> _The data_
+ + +

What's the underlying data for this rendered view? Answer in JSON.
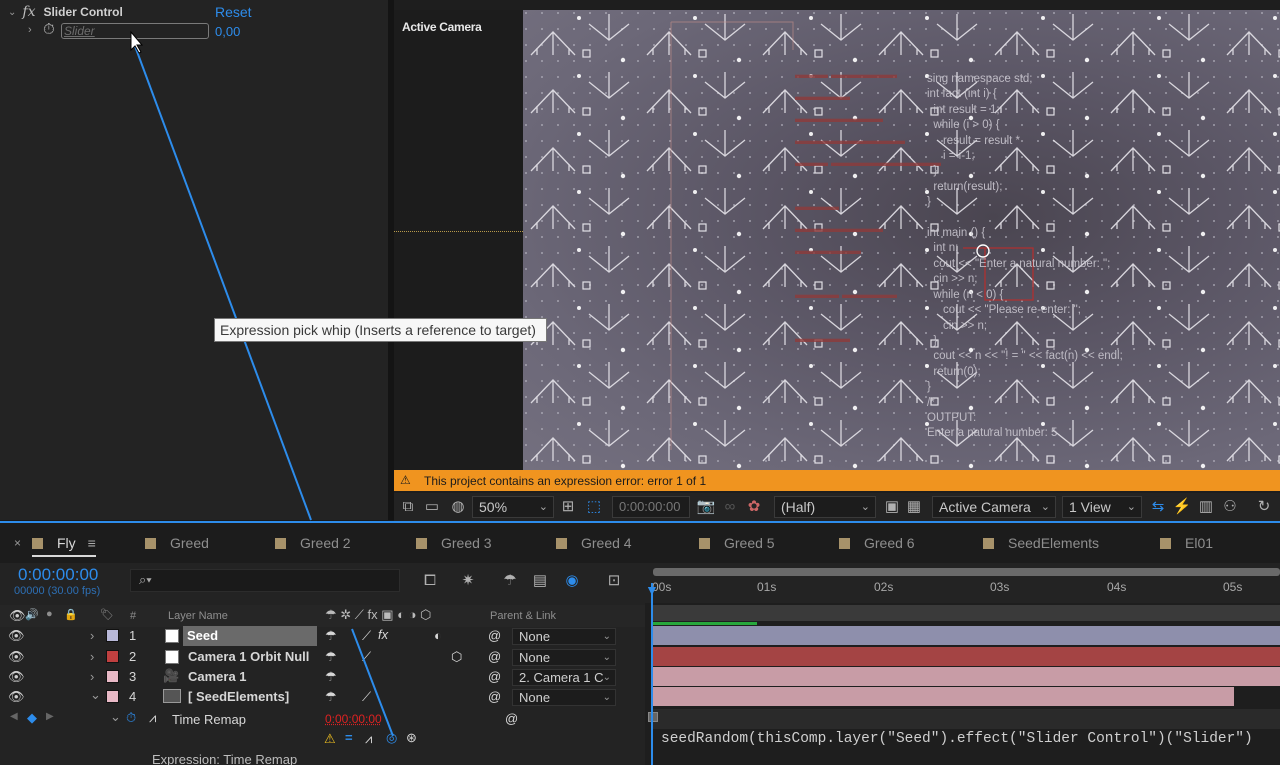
{
  "effect_controls": {
    "effect_name": "Slider Control",
    "reset_label": "Reset",
    "slider_label": "Slider",
    "slider_value": "0,00"
  },
  "tooltip": "Expression pick whip (Inserts a reference to target)",
  "viewer": {
    "camera_label": "Active Camera",
    "error_message": "This project contains an expression error: error 1 of 1",
    "code_text": "sing namespace std;\nint fact (int i) {\n  int result = 1;\n  while (i > 0) {\n     result = result *\n     i = i-1;\n  }\n  return(result);\n}\n\nint main () {\n  int n;\n  cout << \"Enter a natural number: \";\n  cin >> n;\n  while (n < 0) {\n     cout << \"Please re-enter: \";\n     cin >> n;\n  }\n  cout << n << \"! = \" << fact(n) << endl;\n  return(0);\n}\n/*\nOUTPUT:\nEnter a natural number: 5",
    "toolbar": {
      "zoom": "50%",
      "timecode": "0:00:00:00",
      "resolution": "(Half)",
      "camera": "Active Camera",
      "views": "1 View"
    },
    "accent_color": "#f0941f"
  },
  "timeline": {
    "tabs": [
      {
        "label": "Fly"
      },
      {
        "label": "Greed"
      },
      {
        "label": "Greed 2"
      },
      {
        "label": "Greed 3"
      },
      {
        "label": "Greed 4"
      },
      {
        "label": "Greed 5"
      },
      {
        "label": "Greed 6"
      },
      {
        "label": "SeedElements"
      },
      {
        "label": "El01"
      }
    ],
    "current_time": "0:00:00:00",
    "fps_label": "00000 (30.00 fps)",
    "headers": {
      "number": "#",
      "layer_name": "Layer Name",
      "parent_link": "Parent & Link"
    },
    "layers": [
      {
        "num": "1",
        "name": "Seed",
        "label_color": "#b8b8d8",
        "parent": "None"
      },
      {
        "num": "2",
        "name": "Camera 1 Orbit Null",
        "label_color": "#c04040",
        "parent": "None"
      },
      {
        "num": "3",
        "name": "Camera 1",
        "label_color": "#e8b9c6",
        "parent": "2. Camera 1 C"
      },
      {
        "num": "4",
        "name": "[ SeedElements]",
        "label_color": "#e8b9c6",
        "parent": "None"
      }
    ],
    "time_remap": {
      "label": "Time Remap",
      "value": "0:00:00:00"
    },
    "expression_label": "Expression: Time Remap",
    "expression_code": "seedRandom(thisComp.layer(\"Seed\").effect(\"Slider Control\")(\"Slider\")",
    "ruler_ticks": [
      "00s",
      "01s",
      "02s",
      "03s",
      "04s",
      "05s"
    ],
    "bar_colors": [
      "#8e8fac",
      "#a44444",
      "#c89ca6",
      "#c89ca6"
    ]
  }
}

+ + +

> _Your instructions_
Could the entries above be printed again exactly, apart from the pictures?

> _Solution_
What's the underlying data for this rendered view? Answer in JSON.
{
  "effect_controls": {
    "effect_name": "Slider Control",
    "reset_label": "Reset",
    "slider_label": "Slider",
    "slider_value": "0,00"
  },
  "tooltip": "Expression pick whip (Inserts a reference to target)",
  "viewer": {
    "camera_label": "Active Camera",
    "error_message": "This project contains an expression error: error 1 of 1",
    "code_text": "sing namespace std;\nint fact (int i) {\n  int result = 1;\n  while (i > 0) {\n     result = result *\n     i = i-1;\n  }\n  return(result);\n}\n\nint main () {\n  int n;\n  cout << \"Enter a natural number: \";\n  cin >> n;\n  while (n < 0) {\n     cout << \"Please re-enter: \";\n     cin >> n;\n  }\n  cout << n << \"! = \" << fact(n) << endl;\n  return(0);\n}\n/*\nOUTPUT:\nEnter a natural number: 5",
    "toolbar": {
      "zoom": "50%",
      "timecode": "0:00:00:00",
      "resolution": "(Half)",
      "camera": "Active Camera",
      "views": "1 View"
    },
    "accent_color": "#f0941f"
  },
  "timeline": {
    "tabs": [
      {
        "label": "Fly"
      },
      {
        "label": "Greed"
      },
      {
        "label": "Greed 2"
      },
      {
        "label": "Greed 3"
      },
      {
        "label": "Greed 4"
      },
      {
        "label": "Greed 5"
      },
      {
        "label": "Greed 6"
      },
      {
        "label": "SeedElements"
      },
      {
        "label": "El01"
      }
    ],
    "current_time": "0:00:00:00",
    "fps_label": "00000 (30.00 fps)",
    "headers": {
      "number": "#",
      "layer_name": "Layer Name",
      "parent_link": "Parent & Link"
    },
    "layers": [
      {
        "num": "1",
        "name": "Seed",
        "label_color": "#b8b8d8",
        "parent": "None"
      },
      {
        "num": "2",
        "name": "Camera 1 Orbit Null",
        "label_color": "#c04040",
        "parent": "None"
      },
      {
        "num": "3",
        "name": "Camera 1",
        "label_color": "#e8b9c6",
        "parent": "2. Camera 1 C"
      },
      {
        "num": "4",
        "name": "[ SeedElements]",
        "label_color": "#e8b9c6",
        "parent": "None"
      }
    ],
    "time_remap": {
      "label": "Time Remap",
      "value": "0:00:00:00"
    },
    "expression_label": "Expression: Time Remap",
    "expression_code": "seedRandom(thisComp.layer(\"Seed\").effect(\"Slider Control\")(\"Slider\")",
    "ruler_ticks": [
      "00s",
      "01s",
      "02s",
      "03s",
      "04s",
      "05s"
    ],
    "bar_colors": [
      "#8e8fac",
      "#a44444",
      "#c89ca6",
      "#c89ca6"
    ]
  }
}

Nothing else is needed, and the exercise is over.